> **WHAT YOU HAVE TO DO**
Repeat each line of the records below exactly.

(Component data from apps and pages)
■ ■ ■ ■ ■ ■ ■
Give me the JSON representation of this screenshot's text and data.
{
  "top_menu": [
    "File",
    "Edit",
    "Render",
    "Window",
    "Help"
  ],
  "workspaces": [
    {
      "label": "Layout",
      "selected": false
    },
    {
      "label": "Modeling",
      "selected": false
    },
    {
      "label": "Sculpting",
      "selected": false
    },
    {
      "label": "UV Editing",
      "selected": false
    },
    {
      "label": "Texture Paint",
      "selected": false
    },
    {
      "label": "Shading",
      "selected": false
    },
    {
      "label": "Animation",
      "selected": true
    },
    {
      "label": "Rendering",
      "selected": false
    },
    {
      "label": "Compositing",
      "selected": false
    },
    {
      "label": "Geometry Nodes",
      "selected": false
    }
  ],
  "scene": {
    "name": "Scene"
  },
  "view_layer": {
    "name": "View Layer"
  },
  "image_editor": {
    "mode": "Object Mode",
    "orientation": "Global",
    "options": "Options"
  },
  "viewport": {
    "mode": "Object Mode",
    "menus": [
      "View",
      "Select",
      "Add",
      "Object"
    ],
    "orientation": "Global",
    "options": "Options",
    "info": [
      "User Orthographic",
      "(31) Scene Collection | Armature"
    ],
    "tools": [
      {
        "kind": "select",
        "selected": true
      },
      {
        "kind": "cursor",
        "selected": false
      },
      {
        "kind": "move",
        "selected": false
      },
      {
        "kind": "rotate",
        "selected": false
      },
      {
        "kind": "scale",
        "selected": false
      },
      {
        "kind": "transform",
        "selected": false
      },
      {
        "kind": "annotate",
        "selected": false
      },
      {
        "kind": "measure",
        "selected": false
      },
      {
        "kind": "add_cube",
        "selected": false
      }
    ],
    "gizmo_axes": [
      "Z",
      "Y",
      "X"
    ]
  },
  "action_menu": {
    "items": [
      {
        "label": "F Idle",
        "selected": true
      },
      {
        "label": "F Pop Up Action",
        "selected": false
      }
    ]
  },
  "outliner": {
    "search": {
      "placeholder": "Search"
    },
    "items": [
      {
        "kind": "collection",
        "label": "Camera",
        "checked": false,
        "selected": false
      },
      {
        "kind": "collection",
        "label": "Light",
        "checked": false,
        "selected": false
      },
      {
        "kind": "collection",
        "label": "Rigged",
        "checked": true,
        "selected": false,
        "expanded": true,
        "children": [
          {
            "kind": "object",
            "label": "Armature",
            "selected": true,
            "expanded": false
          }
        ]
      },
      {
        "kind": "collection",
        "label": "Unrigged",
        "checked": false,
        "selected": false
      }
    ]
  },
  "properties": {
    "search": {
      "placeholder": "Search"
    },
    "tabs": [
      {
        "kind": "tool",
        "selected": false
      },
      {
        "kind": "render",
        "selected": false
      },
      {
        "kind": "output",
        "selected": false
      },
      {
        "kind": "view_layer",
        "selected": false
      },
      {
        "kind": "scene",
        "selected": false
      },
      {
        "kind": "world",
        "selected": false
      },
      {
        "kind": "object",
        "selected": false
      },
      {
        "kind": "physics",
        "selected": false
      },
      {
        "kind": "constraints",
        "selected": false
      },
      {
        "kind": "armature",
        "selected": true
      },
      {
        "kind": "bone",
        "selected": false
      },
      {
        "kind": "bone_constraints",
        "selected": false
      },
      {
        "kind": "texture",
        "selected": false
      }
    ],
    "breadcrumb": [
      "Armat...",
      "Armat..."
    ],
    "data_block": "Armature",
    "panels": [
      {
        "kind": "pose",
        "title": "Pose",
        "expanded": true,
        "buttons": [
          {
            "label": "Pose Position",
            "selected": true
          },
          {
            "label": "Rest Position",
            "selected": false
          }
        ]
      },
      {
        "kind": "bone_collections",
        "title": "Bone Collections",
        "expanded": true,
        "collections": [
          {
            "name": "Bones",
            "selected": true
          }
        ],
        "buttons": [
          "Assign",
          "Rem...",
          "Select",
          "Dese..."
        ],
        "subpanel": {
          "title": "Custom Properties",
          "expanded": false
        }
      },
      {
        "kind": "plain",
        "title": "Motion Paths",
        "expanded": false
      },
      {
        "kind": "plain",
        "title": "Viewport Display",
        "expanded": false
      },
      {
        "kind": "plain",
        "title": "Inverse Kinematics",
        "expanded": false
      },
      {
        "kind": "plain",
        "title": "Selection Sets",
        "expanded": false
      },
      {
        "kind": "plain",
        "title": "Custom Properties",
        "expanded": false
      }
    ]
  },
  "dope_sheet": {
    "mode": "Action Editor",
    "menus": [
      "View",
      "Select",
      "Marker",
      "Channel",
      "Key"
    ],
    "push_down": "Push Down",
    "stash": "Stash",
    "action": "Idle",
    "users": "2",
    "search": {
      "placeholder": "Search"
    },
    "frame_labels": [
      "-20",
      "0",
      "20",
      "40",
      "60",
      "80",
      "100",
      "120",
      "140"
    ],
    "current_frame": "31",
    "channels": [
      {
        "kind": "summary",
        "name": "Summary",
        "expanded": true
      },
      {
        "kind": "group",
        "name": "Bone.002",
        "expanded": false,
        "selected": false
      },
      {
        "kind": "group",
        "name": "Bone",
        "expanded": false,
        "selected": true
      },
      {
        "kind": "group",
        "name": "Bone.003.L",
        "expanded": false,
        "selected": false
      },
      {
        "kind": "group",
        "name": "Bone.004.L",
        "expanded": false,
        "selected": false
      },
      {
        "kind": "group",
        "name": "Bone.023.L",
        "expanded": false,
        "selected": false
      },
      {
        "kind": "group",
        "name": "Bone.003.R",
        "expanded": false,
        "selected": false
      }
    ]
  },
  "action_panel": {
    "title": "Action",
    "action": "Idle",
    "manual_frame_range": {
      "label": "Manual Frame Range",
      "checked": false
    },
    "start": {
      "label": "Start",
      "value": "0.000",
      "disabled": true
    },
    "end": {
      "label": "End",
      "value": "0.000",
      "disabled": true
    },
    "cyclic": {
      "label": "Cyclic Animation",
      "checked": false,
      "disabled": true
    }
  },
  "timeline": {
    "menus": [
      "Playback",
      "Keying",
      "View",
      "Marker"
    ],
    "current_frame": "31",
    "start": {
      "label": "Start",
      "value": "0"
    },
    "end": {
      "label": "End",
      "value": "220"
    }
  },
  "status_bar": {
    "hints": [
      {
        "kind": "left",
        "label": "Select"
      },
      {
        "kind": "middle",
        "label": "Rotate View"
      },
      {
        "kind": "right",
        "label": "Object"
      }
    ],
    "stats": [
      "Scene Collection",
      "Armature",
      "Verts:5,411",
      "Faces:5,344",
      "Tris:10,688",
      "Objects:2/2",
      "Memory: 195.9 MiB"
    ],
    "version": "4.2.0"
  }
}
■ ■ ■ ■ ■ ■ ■
> **SOLUTION TO THE EXERCISE**
Give me the JSON representation of this screenshot's text and data.
{
  "top_menu": [
    "File",
    "Edit",
    "Render",
    "Window",
    "Help"
  ],
  "workspaces": [
    {
      "label": "Layout",
      "selected": false
    },
    {
      "label": "Modeling",
      "selected": false
    },
    {
      "label": "Sculpting",
      "selected": false
    },
    {
      "label": "UV Editing",
      "selected": false
    },
    {
      "label": "Texture Paint",
      "selected": false
    },
    {
      "label": "Shading",
      "selected": false
    },
    {
      "label": "Animation",
      "selected": true
    },
    {
      "label": "Rendering",
      "selected": false
    },
    {
      "label": "Compositing",
      "selected": false
    },
    {
      "label": "Geometry Nodes",
      "selected": false
    }
  ],
  "scene": {
    "name": "Scene"
  },
  "view_layer": {
    "name": "View Layer"
  },
  "image_editor": {
    "mode": "Object Mode",
    "orientation": "Global",
    "options": "Options"
  },
  "viewport": {
    "mode": "Object Mode",
    "menus": [
      "View",
      "Select",
      "Add",
      "Object"
    ],
    "orientation": "Global",
    "options": "Options",
    "info": [
      "User Orthographic",
      "(31) Scene Collection | Armature"
    ],
    "tools": [
      {
        "kind": "select",
        "selected": true
      },
      {
        "kind": "cursor",
        "selected": false
      },
      {
        "kind": "move",
        "selected": false
      },
      {
        "kind": "rotate",
        "selected": false
      },
      {
        "kind": "scale",
        "selected": false
      },
      {
        "kind": "transform",
        "selected": false
      },
      {
        "kind": "annotate",
        "selected": false
      },
      {
        "kind": "measure",
        "selected": false
      },
      {
        "kind": "add_cube",
        "selected": false
      }
    ],
    "gizmo_axes": [
      "Z",
      "Y",
      "X"
    ]
  },
  "action_menu": {
    "items": [
      {
        "label": "F Idle",
        "selected": true
      },
      {
        "label": "F Pop Up Action",
        "selected": false
      }
    ]
  },
  "outliner": {
    "search": {
      "placeholder": "Search"
    },
    "items": [
      {
        "kind": "collection",
        "label": "Camera",
        "checked": false,
        "selected": false
      },
      {
        "kind": "collection",
        "label": "Light",
        "checked": false,
        "selected": false
      },
      {
        "kind": "collection",
        "label": "Rigged",
        "checked": true,
        "selected": false,
        "expanded": true,
        "children": [
          {
            "kind": "object",
            "label": "Armature",
            "selected": true,
            "expanded": false
          }
        ]
      },
      {
        "kind": "collection",
        "label": "Unrigged",
        "checked": false,
        "selected": false
      }
    ]
  },
  "properties": {
    "search": {
      "placeholder": "Search"
    },
    "tabs": [
      {
        "kind": "tool",
        "selected": false
      },
      {
        "kind": "render",
        "selected": false
      },
      {
        "kind": "output",
        "selected": false
      },
      {
        "kind": "view_layer",
        "selected": false
      },
      {
        "kind": "scene",
        "selected": false
      },
      {
        "kind": "world",
        "selected": false
      },
      {
        "kind": "object",
        "selected": false
      },
      {
        "kind": "physics",
        "selected": false
      },
      {
        "kind": "constraints",
        "selected": false
      },
      {
        "kind": "armature",
        "selected": true
      },
      {
        "kind": "bone",
        "selected": false
      },
      {
        "kind": "bone_constraints",
        "selected": false
      },
      {
        "kind": "texture",
        "selected": false
      }
    ],
    "breadcrumb": [
      "Armat...",
      "Armat..."
    ],
    "data_block": "Armature",
    "panels": [
      {
        "kind": "pose",
        "title": "Pose",
        "expanded": true,
        "buttons": [
          {
            "label": "Pose Position",
            "selected": true
          },
          {
            "label": "Rest Position",
            "selected": false
          }
        ]
      },
      {
        "kind": "bone_collections",
        "title": "Bone Collections",
        "expanded": true,
        "collections": [
          {
            "name": "Bones",
            "selected": true
          }
        ],
        "buttons": [
          "Assign",
          "Rem...",
          "Select",
          "Dese..."
        ],
        "subpanel": {
          "title": "Custom Properties",
          "expanded": false
        }
      },
      {
        "kind": "plain",
        "title": "Motion Paths",
        "expanded": false
      },
      {
        "kind": "plain",
        "title": "Viewport Display",
        "expanded": false
      },
      {
        "kind": "plain",
        "title": "Inverse Kinematics",
        "expanded": false
      },
      {
        "kind": "plain",
        "title": "Selection Sets",
        "expanded": false
      },
      {
        "kind": "plain",
        "title": "Custom Properties",
        "expanded": false
      }
    ]
  },
  "dope_sheet": {
    "mode": "Action Editor",
    "menus": [
      "View",
      "Select",
      "Marker",
      "Channel",
      "Key"
    ],
    "push_down": "Push Down",
    "stash": "Stash",
    "action": "Idle",
    "users": "2",
    "search": {
      "placeholder": "Search"
    },
    "frame_labels": [
      "-20",
      "0",
      "20",
      "40",
      "60",
      "80",
      "100",
      "120",
      "140"
    ],
    "current_frame": "31",
    "channels": [
      {
        "kind": "summary",
        "name": "Summary",
        "expanded": true
      },
      {
        "kind": "group",
        "name": "Bone.002",
        "expanded": false,
        "selected": false
      },
      {
        "kind": "group",
        "name": "Bone",
        "expanded": false,
        "selected": true
      },
      {
        "kind": "group",
        "name": "Bone.003.L",
        "expanded": false,
        "selected": false
      },
      {
        "kind": "group",
        "name": "Bone.004.L",
        "expanded": false,
        "selected": false
      },
      {
        "kind": "group",
        "name": "Bone.023.L",
        "expanded": false,
        "selected": false
      },
      {
        "kind": "group",
        "name": "Bone.003.R",
        "expanded": false,
        "selected": false
      }
    ]
  },
  "action_panel": {
    "title": "Action",
    "action": "Idle",
    "manual_frame_range": {
      "label": "Manual Frame Range",
      "checked": false
    },
    "start": {
      "label": "Start",
      "value": "0.000",
      "disabled": true
    },
    "end": {
      "label": "End",
      "value": "0.000",
      "disabled": true
    },
    "cyclic": {
      "label": "Cyclic Animation",
      "checked": false,
      "disabled": true
    }
  },
  "timeline": {
    "menus": [
      "Playback",
      "Keying",
      "View",
      "Marker"
    ],
    "current_frame": "31",
    "start": {
      "label": "Start",
      "value": "0"
    },
    "end": {
      "label": "End",
      "value": "220"
    }
  },
  "status_bar": {
    "hints": [
      {
        "kind": "left",
        "label": "Select"
      },
      {
        "kind": "middle",
        "label": "Rotate View"
      },
      {
        "kind": "right",
        "label": "Object"
      }
    ],
    "stats": [
      "Scene Collection",
      "Armature",
      "Verts:5,411",
      "Faces:5,344",
      "Tris:10,688",
      "Objects:2/2",
      "Memory: 195.9 MiB"
    ],
    "version": "4.2.0"
  }
}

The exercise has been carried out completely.